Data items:
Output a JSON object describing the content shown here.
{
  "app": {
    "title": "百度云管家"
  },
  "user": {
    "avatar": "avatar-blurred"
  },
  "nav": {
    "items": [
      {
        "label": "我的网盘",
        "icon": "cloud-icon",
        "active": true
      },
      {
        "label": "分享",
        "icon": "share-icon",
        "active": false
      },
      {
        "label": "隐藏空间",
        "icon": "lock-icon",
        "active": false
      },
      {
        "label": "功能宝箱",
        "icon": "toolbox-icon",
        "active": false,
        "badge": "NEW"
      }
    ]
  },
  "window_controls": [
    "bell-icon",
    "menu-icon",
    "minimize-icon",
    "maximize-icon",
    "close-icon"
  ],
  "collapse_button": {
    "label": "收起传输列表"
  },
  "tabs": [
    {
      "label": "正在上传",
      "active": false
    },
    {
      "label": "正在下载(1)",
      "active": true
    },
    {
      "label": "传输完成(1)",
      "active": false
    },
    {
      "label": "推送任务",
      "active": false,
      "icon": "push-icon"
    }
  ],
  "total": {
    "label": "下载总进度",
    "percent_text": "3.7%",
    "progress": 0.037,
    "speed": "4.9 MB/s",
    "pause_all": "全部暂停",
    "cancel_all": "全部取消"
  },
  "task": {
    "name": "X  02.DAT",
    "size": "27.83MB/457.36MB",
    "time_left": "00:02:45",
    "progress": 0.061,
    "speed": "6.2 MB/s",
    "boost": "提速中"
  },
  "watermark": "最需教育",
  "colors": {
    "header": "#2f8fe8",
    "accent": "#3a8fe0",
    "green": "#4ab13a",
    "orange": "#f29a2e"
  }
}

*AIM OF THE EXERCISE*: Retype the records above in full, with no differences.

*SOLUTION TO THIS PROBLEM*:
Output a JSON object describing the content shown here.
{
  "app": {
    "title": "百度云管家"
  },
  "user": {
    "avatar": "avatar-blurred"
  },
  "nav": {
    "items": [
      {
        "label": "我的网盘",
        "icon": "cloud-icon",
        "active": true
      },
      {
        "label": "分享",
        "icon": "share-icon",
        "active": false
      },
      {
        "label": "隐藏空间",
        "icon": "lock-icon",
        "active": false
      },
      {
        "label": "功能宝箱",
        "icon": "toolbox-icon",
        "active": false,
        "badge": "NEW"
      }
    ]
  },
  "window_controls": [
    "bell-icon",
    "menu-icon",
    "minimize-icon",
    "maximize-icon",
    "close-icon"
  ],
  "collapse_button": {
    "label": "收起传输列表"
  },
  "tabs": [
    {
      "label": "正在上传",
      "active": false
    },
    {
      "label": "正在下载(1)",
      "active": true
    },
    {
      "label": "传输完成(1)",
      "active": false
    },
    {
      "label": "推送任务",
      "active": false,
      "icon": "push-icon"
    }
  ],
  "total": {
    "label": "下载总进度",
    "percent_text": "3.7%",
    "progress": 0.037,
    "speed": "4.9 MB/s",
    "pause_all": "全部暂停",
    "cancel_all": "全部取消"
  },
  "task": {
    "name": "X  02.DAT",
    "size": "27.83MB/457.36MB",
    "time_left": "00:02:45",
    "progress": 0.061,
    "speed": "6.2 MB/s",
    "boost": "提速中"
  },
  "watermark": "最需教育",
  "colors": {
    "header": "#2f8fe8",
    "accent": "#3a8fe0",
    "green": "#4ab13a",
    "orange": "#f29a2e"
  }
}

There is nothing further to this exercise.